- What is being asked
Go through the entries below and tally the lines holding "true"; please reply with the number only.
== Data for review
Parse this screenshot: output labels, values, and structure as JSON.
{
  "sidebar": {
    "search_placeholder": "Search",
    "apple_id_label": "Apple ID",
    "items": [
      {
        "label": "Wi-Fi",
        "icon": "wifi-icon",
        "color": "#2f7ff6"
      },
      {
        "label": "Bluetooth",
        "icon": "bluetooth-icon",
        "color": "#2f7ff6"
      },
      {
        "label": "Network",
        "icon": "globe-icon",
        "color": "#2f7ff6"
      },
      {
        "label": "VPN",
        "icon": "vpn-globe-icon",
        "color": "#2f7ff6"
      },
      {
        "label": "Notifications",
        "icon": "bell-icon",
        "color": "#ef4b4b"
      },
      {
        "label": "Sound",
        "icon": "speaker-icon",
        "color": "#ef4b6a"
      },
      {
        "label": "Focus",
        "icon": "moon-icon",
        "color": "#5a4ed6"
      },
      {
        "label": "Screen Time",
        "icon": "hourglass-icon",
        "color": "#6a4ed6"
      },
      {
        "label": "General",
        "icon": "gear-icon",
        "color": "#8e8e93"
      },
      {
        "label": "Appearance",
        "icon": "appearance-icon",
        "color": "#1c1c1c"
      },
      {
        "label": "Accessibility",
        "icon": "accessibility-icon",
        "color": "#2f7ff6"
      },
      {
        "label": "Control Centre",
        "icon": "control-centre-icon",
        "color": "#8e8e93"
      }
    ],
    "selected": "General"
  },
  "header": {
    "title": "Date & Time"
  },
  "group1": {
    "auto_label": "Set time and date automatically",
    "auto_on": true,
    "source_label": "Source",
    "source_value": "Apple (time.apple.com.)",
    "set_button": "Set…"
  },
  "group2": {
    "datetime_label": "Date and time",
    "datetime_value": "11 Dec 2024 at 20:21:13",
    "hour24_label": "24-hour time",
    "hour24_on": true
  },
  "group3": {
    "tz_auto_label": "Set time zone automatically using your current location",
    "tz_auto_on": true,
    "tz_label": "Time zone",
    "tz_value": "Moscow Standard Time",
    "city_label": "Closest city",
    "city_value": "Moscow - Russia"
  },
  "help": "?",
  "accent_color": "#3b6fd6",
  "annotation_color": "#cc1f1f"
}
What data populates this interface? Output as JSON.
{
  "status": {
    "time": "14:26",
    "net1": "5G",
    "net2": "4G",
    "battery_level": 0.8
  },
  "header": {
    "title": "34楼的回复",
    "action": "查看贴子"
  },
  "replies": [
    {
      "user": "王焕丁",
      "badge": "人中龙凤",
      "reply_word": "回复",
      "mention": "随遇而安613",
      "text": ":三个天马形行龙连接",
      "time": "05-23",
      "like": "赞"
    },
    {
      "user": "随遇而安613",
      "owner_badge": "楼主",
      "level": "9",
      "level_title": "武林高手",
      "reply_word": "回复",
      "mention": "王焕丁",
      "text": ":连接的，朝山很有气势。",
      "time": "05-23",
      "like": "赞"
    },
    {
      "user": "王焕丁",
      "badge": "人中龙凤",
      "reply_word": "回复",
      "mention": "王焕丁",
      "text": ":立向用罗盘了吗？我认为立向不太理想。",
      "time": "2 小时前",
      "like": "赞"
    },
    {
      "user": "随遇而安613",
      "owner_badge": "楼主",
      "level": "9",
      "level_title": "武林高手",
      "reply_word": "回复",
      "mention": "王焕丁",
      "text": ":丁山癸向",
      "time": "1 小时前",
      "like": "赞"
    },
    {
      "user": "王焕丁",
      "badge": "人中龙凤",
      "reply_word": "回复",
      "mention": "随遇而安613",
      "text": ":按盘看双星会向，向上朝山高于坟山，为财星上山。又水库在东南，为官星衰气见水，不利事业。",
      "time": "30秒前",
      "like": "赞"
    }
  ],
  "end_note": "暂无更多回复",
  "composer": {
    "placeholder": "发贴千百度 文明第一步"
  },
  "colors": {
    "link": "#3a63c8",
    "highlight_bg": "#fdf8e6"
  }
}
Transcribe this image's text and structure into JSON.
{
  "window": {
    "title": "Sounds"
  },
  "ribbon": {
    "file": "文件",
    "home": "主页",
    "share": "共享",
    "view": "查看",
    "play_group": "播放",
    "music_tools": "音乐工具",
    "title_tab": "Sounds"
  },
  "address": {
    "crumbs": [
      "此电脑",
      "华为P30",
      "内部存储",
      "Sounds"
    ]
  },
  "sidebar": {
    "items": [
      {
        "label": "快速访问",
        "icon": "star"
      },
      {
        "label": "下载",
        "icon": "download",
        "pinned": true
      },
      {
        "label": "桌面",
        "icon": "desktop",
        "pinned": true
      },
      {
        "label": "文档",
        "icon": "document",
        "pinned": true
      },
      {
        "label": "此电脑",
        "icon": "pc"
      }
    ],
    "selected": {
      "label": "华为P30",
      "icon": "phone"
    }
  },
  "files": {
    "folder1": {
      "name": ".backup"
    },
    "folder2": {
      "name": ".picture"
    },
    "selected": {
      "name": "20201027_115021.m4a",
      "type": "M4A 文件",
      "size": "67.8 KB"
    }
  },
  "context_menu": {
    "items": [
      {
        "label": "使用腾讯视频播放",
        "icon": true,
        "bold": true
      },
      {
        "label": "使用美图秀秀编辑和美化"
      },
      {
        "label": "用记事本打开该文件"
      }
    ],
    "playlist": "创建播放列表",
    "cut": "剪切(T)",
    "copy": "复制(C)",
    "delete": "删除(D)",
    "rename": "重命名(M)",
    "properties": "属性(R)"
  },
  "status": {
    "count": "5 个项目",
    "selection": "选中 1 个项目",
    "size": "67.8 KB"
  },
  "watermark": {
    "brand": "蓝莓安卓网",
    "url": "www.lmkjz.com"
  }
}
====
- Problem solution
8